Whether the shooting of Brown by Wilson was justified or not, it’s important to remember that there were good reasons people distrusted the Ferguson police’s narrative of events.
Police did everything wrong after Brown was killed. They left his body in the street, they refused to answer questions or identify the officer. They used military tech to answer the protests that resulted. They repeatedly teargassed crowds, arresting peaceful protesters and members of the media.
Officer Darren Wilson shouldn’t be punished for the impression that people — especially minorities — have of the police. If he doesn’t deserve prosecution, he shouldn’t be prosecuted. Whether he deserves harsh, little, or no punishment is still up for debate.
Read the whole thing. The entire article is worth quoting but I thought I would just wet your beak.
Today Clark @ Popehat has an excellent post about Gamergate.
Only, it’s not really about Gamergate. Gamergate is a symptom. Clark’s post is about the cause. A cause which is much deeper, rooted in the very things that make us human.
It’s not often that you can find someone who ties off evolutionary biology, political history, technology, and a healthy dose of Saul Alinsky (quoted properly, not as red meat for conservatives), but Clark pulled it off.
Highly recommended reading. And while you’re at it, click to Christopher Bowen’s post right here while you’re at it. He’s got more detail on Gamergate in particular than Clark goes into, and also hits the main key elements of the culture war that’s been uncovered.
More often than not, history is written by the winners and taught by individuals who love big government. Tom Woods’ Liberty Classroom has been providing a refreshing non-P.C. presentation of history that is rarely brought up. Very little of what we call history either is “settled” without controversy or without lingering questions.
• What is the true philosophical inspiration for the Declaration of Independence?
• What is the meaning of “natural law” and “natural rights”?
• Was the American Revolution just about “no taxation without representation”?
• Was the Articles of Confederation really inadequate for the needs of the several states?
• Was the Constitution itself legally drafted and adopted in replacing the Articles of Confederation?
• How controversial was the Constitution previous to its ratification?
• Was it originally the intention that the union would be perpetual? (i.e. Was it the common understanding during the ratification debates that states could leave the union or not?)
• What did the founders think about states nullifying federal law?
• Was the American Civil War (or “War Between the States”) really about slavery?
• Might slavery have ended without war?
• Was the Supreme Court intended to be the final arbiter of both state and federal law?
These questions and more are explored in Tom Woods’ Liberty Classroom.

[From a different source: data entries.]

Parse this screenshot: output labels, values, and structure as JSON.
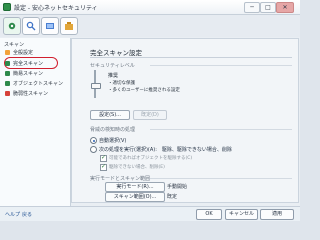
{
  "window": {
    "title": "設定 - 安心ネットセキュリティ"
  },
  "window_buttons": {
    "minimize": "─",
    "maximize": "□",
    "close": "✕"
  },
  "toolbar": {
    "icons": [
      "settings-icon",
      "search-icon",
      "update-icon",
      "tools-icon"
    ],
    "active": "settings-icon"
  },
  "sidebar": {
    "header": "スキャン",
    "items": [
      {
        "label": "全般設定",
        "icon": "gear",
        "color": "#f2a23a"
      },
      {
        "label": "完全スキャン",
        "icon": "scan-full",
        "color": "#2e8a4b",
        "active": true
      },
      {
        "label": "簡易スキャン",
        "icon": "scan-quick",
        "color": "#2e8a4b"
      },
      {
        "label": "オブジェクトスキャン",
        "icon": "scan-object",
        "color": "#2e8a4b"
      },
      {
        "label": "脆弱性スキャン",
        "icon": "scan-vuln",
        "color": "#d6413a"
      }
    ]
  },
  "main": {
    "title": "完全スキャン設定",
    "security_level": {
      "section_title": "セキュリティレベル",
      "level": "推奨",
      "lines": [
        "・適切な保護",
        "・多くのユーザーに推奨される設定"
      ],
      "settings_button": "設定(S)...",
      "default_button": "既定(D)"
    },
    "threat_action": {
      "section_title": "脅威の検知時の処理",
      "options": [
        {
          "label": "自動選択(V)",
          "checked": true
        },
        {
          "label": "次の処理を実行(選択)(A):　駆除、駆除できない場合、削除",
          "checked": false
        }
      ],
      "checkboxes": [
        {
          "label": "可能であればオブジェクトを駆除する(C)",
          "checked": true
        },
        {
          "label": "駆除できない場合、削除(E)",
          "checked": true
        }
      ]
    },
    "run_mode": {
      "section_title": "実行モードとスキャン範囲",
      "buttons": [
        {
          "label": "実行モード(R)...",
          "caption": "手動開始"
        },
        {
          "label": "スキャン範囲(O)...",
          "caption": "既定"
        }
      ]
    }
  },
  "footer": {
    "help": "ヘルプ",
    "about": "戻る",
    "ok": "OK",
    "cancel": "キャンセル",
    "apply": "適用"
  }
}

The video below “German and British Antecedents [to the U.S. Constitution]” is the first of 15 videos available for free from Liberty Classroom (watch the rest here,). Each lecture runs for about 25 minutes. Enjoy!
Former Liberty Papers contributor and Editor-in-Chief of United Liberty Jason Pye has been making the rounds lately speaking at FreedomWorks’ Spring Break College Summit in Washington D.C. and interviewing leaders in the liberty movement such as Cato’s David Boaz, Sen. Mike Lee, and Igor Birman.
Recently, I had dinner with a friend and we were talking about some of the issues in the freedom movement, including the resistance to those who are interested in our message. He explained that he found it odd that those who are the most likely to quote Ludwig von Mises and F.A. Hayek are the same people who face so much animosity from some people in our movement. I completely agreed with his assessment.
In his book, Capitalism and Freedom, Milton Friedman explained why economic liberty serves as the basis for a free society. From where I stand, it makes no sense for any of us to be fighting amongst ourselves when the very basis of liberty is under attack. We should have discussions along the way about ancillary issues, but we have to understand that person who disagrees with us on 10% or 20% of issues is not our enemy.